Start of Record extracts
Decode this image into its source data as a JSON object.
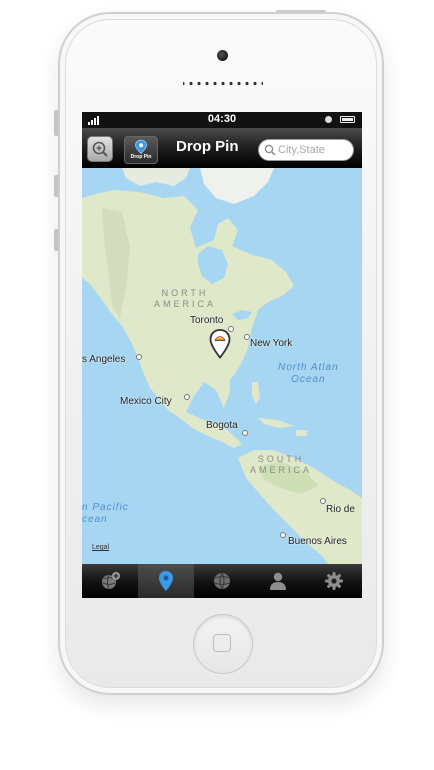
{
  "status_bar": {
    "carrier": "",
    "time": "04:30"
  },
  "nav_bar": {
    "title": "Drop Pin",
    "drop_pin_button_label": "Drop Pin",
    "search_placeholder": "City,State"
  },
  "map": {
    "continents": [
      {
        "key": "north_america",
        "text": "NORTH\nAMERICA"
      },
      {
        "key": "south_america",
        "text": "SOUTH\nAMERICA"
      }
    ],
    "cities": {
      "toronto": "Toronto",
      "new_york": "New York",
      "los_angeles": "s Angeles",
      "mexico_city": "Mexico City",
      "bogota": "Bogota",
      "rio": "Rio de",
      "buenos_aires": "Buenos Aires"
    },
    "oceans": {
      "north_atlantic": "North Atlan\nOcean",
      "pacific": "n Pacific\ncean"
    },
    "legal": "Legal",
    "water_color": "#a7d6f2",
    "land_color": "#dfe8c9"
  },
  "tab_bar": {
    "active_index": 1,
    "tabs": [
      {
        "icon": "globe-plus-icon"
      },
      {
        "icon": "map-pin-icon"
      },
      {
        "icon": "globe-icon"
      },
      {
        "icon": "person-icon"
      },
      {
        "icon": "gear-icon"
      }
    ]
  },
  "colors": {
    "pin_blue": "#3a9ae8",
    "nav_dark": "#1e1e1e"
  }
}
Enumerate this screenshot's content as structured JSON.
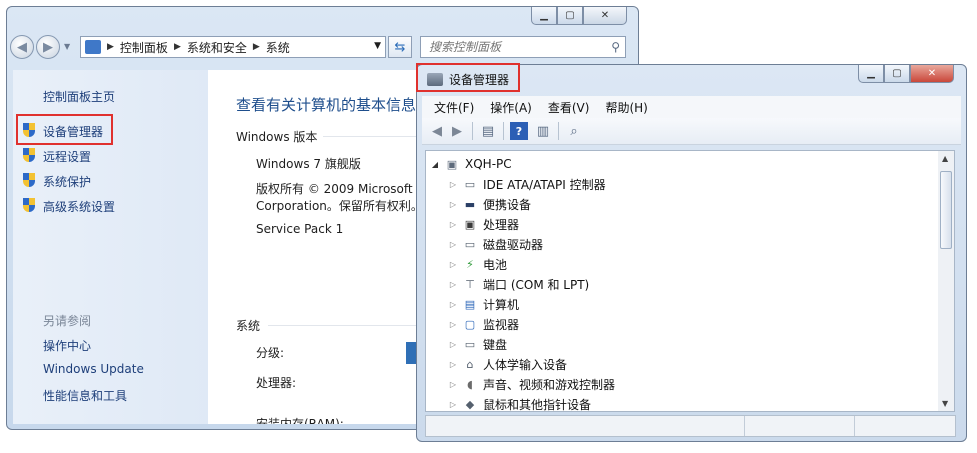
{
  "control_panel": {
    "address": [
      "控制面板",
      "系统和安全",
      "系统"
    ],
    "search_placeholder": "搜索控制面板",
    "sidebar": {
      "home": "控制面板主页",
      "links": [
        "设备管理器",
        "远程设置",
        "系统保护",
        "高级系统设置"
      ],
      "see_also_header": "另请参阅",
      "see_also": [
        "操作中心",
        "Windows Update",
        "性能信息和工具"
      ]
    },
    "main": {
      "heading": "查看有关计算机的基本信息",
      "edition_header": "Windows 版本",
      "edition_name": "Windows 7 旗舰版",
      "copyright_line1": "版权所有 © 2009 Microsoft",
      "copyright_line2": "Corporation。保留所有权利。",
      "service_pack": "Service Pack 1",
      "system_header": "系统",
      "rating_label": "分级:",
      "processor_label": "处理器:",
      "ram_label": "安装内存(RAM):"
    }
  },
  "device_manager": {
    "title": "设备管理器",
    "menu": [
      "文件(F)",
      "操作(A)",
      "查看(V)",
      "帮助(H)"
    ],
    "root": "XQH-PC",
    "devices": [
      {
        "label": "IDE ATA/ATAPI 控制器",
        "icon": "ide-controller-icon"
      },
      {
        "label": "便携设备",
        "icon": "portable-device-icon"
      },
      {
        "label": "处理器",
        "icon": "processor-icon"
      },
      {
        "label": "磁盘驱动器",
        "icon": "disk-drive-icon"
      },
      {
        "label": "电池",
        "icon": "battery-icon"
      },
      {
        "label": "端口 (COM 和 LPT)",
        "icon": "port-icon"
      },
      {
        "label": "计算机",
        "icon": "computer-icon"
      },
      {
        "label": "监视器",
        "icon": "monitor-icon"
      },
      {
        "label": "键盘",
        "icon": "keyboard-icon"
      },
      {
        "label": "人体学输入设备",
        "icon": "hid-icon"
      },
      {
        "label": "声音、视频和游戏控制器",
        "icon": "sound-icon"
      },
      {
        "label": "鼠标和其他指针设备",
        "icon": "mouse-icon"
      }
    ]
  },
  "highlight_color": "#e0312e"
}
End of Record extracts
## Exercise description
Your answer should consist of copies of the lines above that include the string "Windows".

## Reply
        "Windows Update",
      "edition_header": "Windows 版本",
      "edition_name": "Windows 7 旗舰版",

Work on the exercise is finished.